Fruit-fly brains

To conduct this procedure, scientists first cooled fruit flies to anesthetize them. Then, the researchers carefully picked up the insects with tweezers and glued them to the tops of glass fibers in order to immobilize the flies' bodies and heads. Then, using a high-energy pulsed ultraviolet laser, the researchers blasted holes measuring 12 to 350 microns wide in the flies' heads. (In comparison, the average human hair is about 100 microns wide.) They then applied a saline solution to exposed tissue to help keep the fly brains healthy. (See Experiment Video).

The scientists then microscopically analyzed brain activity in the fruit flies. The insects in the experiment were genetically modified to generate a protein that emits a green glow in the presence of calcium ions, the flow of which is key to neural activity. By looking through these "windows" into the fruit flies' heads, the researchers successfully monitored calcium-ion-based activity in neurons in response to different smells.

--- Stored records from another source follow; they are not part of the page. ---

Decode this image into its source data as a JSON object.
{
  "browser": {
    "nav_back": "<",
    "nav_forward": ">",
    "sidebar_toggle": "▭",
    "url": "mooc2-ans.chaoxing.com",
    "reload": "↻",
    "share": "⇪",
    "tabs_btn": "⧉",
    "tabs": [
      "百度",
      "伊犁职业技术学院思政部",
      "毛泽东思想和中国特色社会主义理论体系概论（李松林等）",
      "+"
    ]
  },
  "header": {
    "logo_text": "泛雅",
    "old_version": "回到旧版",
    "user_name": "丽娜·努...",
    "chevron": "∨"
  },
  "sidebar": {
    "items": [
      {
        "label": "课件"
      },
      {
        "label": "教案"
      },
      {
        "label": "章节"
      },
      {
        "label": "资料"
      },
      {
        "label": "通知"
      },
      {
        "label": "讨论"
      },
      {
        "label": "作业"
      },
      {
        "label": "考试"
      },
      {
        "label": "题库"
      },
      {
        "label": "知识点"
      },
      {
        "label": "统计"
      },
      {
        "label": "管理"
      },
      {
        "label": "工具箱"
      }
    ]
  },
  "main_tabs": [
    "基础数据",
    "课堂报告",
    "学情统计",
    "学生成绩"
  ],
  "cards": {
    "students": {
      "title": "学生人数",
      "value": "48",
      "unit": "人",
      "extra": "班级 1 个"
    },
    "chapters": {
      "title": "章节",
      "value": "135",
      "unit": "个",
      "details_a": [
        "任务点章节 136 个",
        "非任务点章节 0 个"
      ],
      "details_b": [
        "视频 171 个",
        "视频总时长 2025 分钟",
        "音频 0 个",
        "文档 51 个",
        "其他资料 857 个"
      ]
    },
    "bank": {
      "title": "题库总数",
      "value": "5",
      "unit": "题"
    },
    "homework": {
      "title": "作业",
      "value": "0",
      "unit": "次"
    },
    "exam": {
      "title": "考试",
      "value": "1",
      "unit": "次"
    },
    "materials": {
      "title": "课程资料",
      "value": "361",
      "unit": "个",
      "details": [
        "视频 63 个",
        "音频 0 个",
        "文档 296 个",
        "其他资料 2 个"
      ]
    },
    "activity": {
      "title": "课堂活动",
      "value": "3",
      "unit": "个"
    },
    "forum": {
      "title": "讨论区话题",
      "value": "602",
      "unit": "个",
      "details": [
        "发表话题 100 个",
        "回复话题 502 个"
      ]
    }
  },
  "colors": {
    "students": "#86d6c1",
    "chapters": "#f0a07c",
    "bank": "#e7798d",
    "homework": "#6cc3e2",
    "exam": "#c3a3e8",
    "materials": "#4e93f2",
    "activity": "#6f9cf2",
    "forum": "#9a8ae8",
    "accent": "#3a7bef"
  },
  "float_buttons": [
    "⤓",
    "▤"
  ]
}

Using lasers enabled the researchers to create these "windows" up to 100 times faster than they could be created manually. Moreover, these laser-cut windows were apparently substantially gentler on fly health than ones created by conventional surgery -- the researchers could image brain activity for longer than they could using the conventional method, up to 18 hours, about five to 20 times longer than prior microscopy studies of living, hand-dissected flies.